  • Positively encourage national governments to legislate in a way which respects the diverse philosophical and theoretical bases of different CAM disciplines.
  • Analyse the models of regulation that promote freedom of responsible practice, eg the Irish consultative model which seeks to both protect the rights of citizens to safe treatment and to support the right to practise of practitioners through regulation of training. Other excellent examples include recommendations and guidelines from the Council of Europe (1999) and WHO (2002).
  • Promote the effective legal right of the professions to practise as access is entirely dependent on this.

What Can You Do?

  • Citizens’ initiative   
    Article 11(4) TEU: “Not less than one million citizens who are nationals of a significant number of Member States may take the initiative of inviting the European Commission, within the framework of its powers, to submit any appropriate proposal on matters where citizens consider that a legal act of the Union is required for the purpose of implementing the Treaties.”

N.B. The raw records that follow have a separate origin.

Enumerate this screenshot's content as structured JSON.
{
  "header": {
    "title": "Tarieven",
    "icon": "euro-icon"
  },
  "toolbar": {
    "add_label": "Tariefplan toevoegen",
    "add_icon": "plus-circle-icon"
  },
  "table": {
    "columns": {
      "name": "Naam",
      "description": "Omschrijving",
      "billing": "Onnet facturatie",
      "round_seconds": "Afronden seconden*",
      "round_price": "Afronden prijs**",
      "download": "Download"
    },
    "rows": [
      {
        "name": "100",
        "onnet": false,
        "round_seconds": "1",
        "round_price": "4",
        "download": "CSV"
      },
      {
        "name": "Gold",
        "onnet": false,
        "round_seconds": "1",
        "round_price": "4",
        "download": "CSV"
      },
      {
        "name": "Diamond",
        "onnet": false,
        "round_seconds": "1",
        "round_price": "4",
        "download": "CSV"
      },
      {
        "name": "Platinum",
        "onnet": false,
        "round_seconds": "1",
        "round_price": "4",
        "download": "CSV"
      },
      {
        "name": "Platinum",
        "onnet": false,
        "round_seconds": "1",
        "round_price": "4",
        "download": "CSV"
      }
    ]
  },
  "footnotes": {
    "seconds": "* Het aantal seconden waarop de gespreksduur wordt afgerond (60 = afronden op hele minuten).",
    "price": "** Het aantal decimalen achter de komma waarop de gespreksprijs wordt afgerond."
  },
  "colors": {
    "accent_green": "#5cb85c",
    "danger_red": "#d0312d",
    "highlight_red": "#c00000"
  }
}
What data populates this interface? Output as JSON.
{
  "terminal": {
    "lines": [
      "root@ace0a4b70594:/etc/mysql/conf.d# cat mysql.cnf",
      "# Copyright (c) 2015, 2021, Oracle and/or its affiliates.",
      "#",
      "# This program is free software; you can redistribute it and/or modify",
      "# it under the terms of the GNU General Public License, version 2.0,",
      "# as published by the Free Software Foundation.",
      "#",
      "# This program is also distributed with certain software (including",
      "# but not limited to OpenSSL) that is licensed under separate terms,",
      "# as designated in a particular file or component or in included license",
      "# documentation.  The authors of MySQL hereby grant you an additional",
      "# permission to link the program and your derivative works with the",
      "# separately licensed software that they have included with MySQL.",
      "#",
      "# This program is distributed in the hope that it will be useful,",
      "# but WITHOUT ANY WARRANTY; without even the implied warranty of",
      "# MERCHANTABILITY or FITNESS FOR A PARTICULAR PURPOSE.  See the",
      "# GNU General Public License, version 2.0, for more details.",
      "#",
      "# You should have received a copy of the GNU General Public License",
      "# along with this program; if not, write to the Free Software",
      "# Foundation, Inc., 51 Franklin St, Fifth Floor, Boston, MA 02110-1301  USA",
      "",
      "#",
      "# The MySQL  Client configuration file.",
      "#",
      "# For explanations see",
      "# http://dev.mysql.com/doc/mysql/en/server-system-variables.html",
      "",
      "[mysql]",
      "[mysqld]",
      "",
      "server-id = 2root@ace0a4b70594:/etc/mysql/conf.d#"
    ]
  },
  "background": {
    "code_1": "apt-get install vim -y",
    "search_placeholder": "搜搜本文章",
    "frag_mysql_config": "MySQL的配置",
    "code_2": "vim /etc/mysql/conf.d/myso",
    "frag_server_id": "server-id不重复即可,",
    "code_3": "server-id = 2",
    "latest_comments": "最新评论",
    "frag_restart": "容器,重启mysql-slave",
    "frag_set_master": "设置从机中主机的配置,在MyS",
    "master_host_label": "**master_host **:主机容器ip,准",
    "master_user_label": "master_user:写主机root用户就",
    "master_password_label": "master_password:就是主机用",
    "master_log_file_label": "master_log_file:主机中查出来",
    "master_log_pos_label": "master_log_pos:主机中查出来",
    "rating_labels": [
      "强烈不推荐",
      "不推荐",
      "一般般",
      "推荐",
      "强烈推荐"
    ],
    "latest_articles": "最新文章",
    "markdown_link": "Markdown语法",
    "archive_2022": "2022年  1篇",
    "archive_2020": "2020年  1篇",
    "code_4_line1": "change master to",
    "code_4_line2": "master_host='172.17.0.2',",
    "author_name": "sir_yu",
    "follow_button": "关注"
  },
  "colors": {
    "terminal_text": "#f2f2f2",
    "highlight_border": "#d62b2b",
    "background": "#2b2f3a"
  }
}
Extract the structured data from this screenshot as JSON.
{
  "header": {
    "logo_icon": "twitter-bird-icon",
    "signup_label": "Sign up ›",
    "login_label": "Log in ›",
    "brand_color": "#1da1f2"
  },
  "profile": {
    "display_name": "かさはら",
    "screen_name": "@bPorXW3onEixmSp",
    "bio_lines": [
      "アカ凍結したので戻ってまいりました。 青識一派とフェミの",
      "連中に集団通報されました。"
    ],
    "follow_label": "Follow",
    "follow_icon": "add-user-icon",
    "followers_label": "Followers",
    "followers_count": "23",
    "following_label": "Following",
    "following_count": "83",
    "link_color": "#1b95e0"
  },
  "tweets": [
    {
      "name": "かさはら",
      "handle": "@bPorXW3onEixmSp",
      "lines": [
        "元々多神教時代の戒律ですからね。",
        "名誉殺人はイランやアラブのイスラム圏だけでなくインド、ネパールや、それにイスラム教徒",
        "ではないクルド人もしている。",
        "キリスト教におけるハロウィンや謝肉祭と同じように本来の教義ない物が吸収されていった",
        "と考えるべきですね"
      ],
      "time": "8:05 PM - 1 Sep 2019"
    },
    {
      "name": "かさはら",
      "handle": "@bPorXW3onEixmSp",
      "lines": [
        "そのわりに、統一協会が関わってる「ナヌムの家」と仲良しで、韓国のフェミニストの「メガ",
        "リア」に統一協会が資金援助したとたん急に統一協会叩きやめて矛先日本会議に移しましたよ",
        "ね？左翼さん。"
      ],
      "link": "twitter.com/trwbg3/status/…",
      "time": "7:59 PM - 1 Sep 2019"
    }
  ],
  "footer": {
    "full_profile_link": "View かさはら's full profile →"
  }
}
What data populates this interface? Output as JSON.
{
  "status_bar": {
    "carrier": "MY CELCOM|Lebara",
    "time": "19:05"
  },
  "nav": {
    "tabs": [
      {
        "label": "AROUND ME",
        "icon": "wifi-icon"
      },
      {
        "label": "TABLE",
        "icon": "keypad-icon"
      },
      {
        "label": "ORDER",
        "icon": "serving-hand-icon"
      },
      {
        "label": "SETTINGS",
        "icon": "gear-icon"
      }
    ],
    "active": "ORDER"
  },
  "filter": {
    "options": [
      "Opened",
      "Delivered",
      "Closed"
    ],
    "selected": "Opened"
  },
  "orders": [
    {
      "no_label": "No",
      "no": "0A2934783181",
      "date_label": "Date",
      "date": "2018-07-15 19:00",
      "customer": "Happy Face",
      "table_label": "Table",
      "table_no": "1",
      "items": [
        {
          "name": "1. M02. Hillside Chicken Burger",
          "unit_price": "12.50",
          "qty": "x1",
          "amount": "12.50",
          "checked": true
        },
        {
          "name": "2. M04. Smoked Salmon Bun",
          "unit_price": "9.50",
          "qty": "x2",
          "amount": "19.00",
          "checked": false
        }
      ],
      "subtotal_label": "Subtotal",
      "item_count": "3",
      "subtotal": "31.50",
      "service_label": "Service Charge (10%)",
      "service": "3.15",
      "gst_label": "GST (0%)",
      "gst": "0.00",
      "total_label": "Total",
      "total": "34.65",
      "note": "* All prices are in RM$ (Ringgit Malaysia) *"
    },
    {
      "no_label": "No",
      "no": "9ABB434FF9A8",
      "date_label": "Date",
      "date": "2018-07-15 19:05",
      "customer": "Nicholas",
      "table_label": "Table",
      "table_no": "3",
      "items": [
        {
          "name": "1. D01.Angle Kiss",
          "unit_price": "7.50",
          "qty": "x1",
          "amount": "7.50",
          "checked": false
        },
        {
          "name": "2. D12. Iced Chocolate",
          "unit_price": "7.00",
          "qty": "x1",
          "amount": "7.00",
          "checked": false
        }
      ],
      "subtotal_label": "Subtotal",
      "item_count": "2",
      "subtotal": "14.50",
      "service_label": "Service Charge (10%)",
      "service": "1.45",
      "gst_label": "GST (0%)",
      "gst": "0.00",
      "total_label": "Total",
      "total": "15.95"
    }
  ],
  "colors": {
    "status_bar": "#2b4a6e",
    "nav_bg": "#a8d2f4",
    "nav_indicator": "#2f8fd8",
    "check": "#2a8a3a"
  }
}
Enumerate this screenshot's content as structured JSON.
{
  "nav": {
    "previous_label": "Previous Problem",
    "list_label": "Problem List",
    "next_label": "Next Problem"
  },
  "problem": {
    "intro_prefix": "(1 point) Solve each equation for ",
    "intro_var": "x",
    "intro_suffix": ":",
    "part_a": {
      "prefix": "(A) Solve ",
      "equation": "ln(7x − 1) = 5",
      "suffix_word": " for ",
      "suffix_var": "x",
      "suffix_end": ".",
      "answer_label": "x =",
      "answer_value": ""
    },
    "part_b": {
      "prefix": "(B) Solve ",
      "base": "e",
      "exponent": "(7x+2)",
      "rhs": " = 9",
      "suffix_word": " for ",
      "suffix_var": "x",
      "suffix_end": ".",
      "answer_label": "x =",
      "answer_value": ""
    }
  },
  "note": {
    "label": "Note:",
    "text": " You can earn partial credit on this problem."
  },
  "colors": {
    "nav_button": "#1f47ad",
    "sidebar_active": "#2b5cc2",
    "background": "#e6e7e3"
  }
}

Präsentation von Christian Dadomo am 3. Europäischen Shiatsu Kongress in Kiental 2011


1 NCCAM: National Center for Complementary and Alternative Medicine;
2 CAMDOC ALLIANCE: The European Committee for Homeopathy (ECH), the European Council of Doctors for Plurality in Medicine (ECPM), the International Council of Medical Acupuncture and Related Techniques (ICMART) and the International Federation of Anthroposophic Medical Associations (IVAA), constitiute the CAMDOC Alliance representing 132 European associations of medical doctors practising Complementary Medicine (also called Complementary and Alternative Medicine – CAM);
3 CAMbrella: CAMbrella is a pan-European research network for complementary and alternative medicine (CAM);
4 FMS: Family Medical Services
5 FE: Further Education